barnesandnoble.com: A sideman becomes leader. Have you been waiting for the chance?
Jeff “Tain” Watts: Yeah, it’s time. It feels a bit bizarre, but I can’t wait to see what people think.
bn: Have you always been as physical a drummer as you are now?
JTW: I think so, yeah. The physical side has always been there. At 23, I had recorded Wynton’s THINK OF ONE and Branford’s SCENES IN THE CITY, and that whole physical thing was in place. But these days I’ve been trying to get to a more…I don’t want to say cerebral, because that sounds too heavy, but a deeper thing. Creating a personal language for me and the guys I play with.
bn: Was practicing a more aggressive kind of swing part of the agenda back then?
JTW: Well, back then, Wynton probably felt that the jazz ball had been dropped a bit, or delayed by the music of the day - - you know, how he felt about the avant garde and fusion. So it seemed we were checking Trane’s music, Ornette’s stuff. Picking up on a time line really. Basically it’s all hard- hitting music. Before I moved to New York, I’d been playing a lot of fusion and rock-oriented stuff.
bn: Were bosses telling you to tone it down back then?
JTW: It’s only been recently that a bunch of different people have been hiring me for gigs, and they know what they want going in. If they would have hired back then, they might have said something in order to preserve their music. These days I try to tailor the moves to the full service of the music at hand.

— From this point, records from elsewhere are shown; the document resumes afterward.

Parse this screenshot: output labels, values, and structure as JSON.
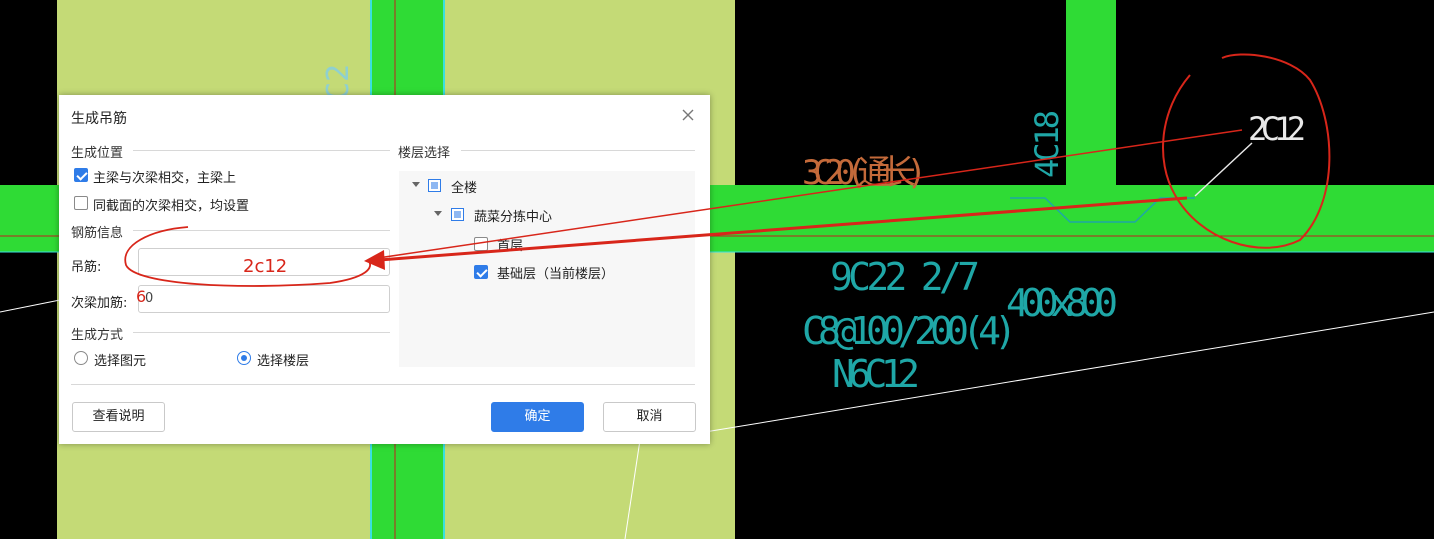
{
  "cad": {
    "labels": {
      "top_rot": "C2",
      "rebar_4c18": "4C18",
      "rebar_3c20": "3C20(通长)",
      "beam_bottom": "9C22 2/7",
      "beam_size": "400x800",
      "stirrup": "C8@100/200(4)",
      "torsion": "N6C12"
    },
    "annotation": {
      "callout_2c12": "2C12",
      "typed_2c12": "2c12"
    },
    "colors": {
      "background": "#000000",
      "slab": "#c4da76",
      "beam": "#2fdb35",
      "cyan_text": "#1fa7a7",
      "red_annot": "#d8261a"
    }
  },
  "dialog": {
    "title": "生成吊筋",
    "close_icon": "close-icon",
    "position_section": "生成位置",
    "opt_main_secondary": "主梁与次梁相交，主梁上",
    "opt_main_secondary_checked": true,
    "opt_same_section": "同截面的次梁相交，均设置",
    "opt_same_section_checked": false,
    "rebar_section": "钢筋信息",
    "hanger_label": "吊筋:",
    "hanger_value": "",
    "extra_label": "次梁加筋:",
    "extra_value": "0",
    "extra_overlay": "6",
    "mode_section": "生成方式",
    "mode_element": "选择图元",
    "mode_floor": "选择楼层",
    "mode_selected": "floor",
    "floor_section": "楼层选择",
    "tree": [
      {
        "label": "全楼",
        "type": "node"
      },
      {
        "label": "蔬菜分拣中心",
        "type": "node"
      },
      {
        "label": "首层",
        "type": "check",
        "checked": false
      },
      {
        "label": "基础层（当前楼层）",
        "type": "check",
        "checked": true
      }
    ],
    "help_button": "查看说明",
    "ok_button": "确定",
    "cancel_button": "取消"
  }
}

bn: Which of the really physical jazz drummers had it all?
JTW: In a physical sense, easily Tony Williams. Billy Cobham, too, back in the day. Several years ago, there was a double bill at the Blue Note - - those two together. Tony with Wallace Roney and those guys. Cobham in a trio with Wayne Krantz. So I called a bunch of drummers - - Troy Davis, Gene Jackson, Cecil Brooks, just a big pile of drummers. I said “Man, let’s get a bad table and check this stuff out!” Tony really went out of his way to do the job that night. It was great. He could kick, right?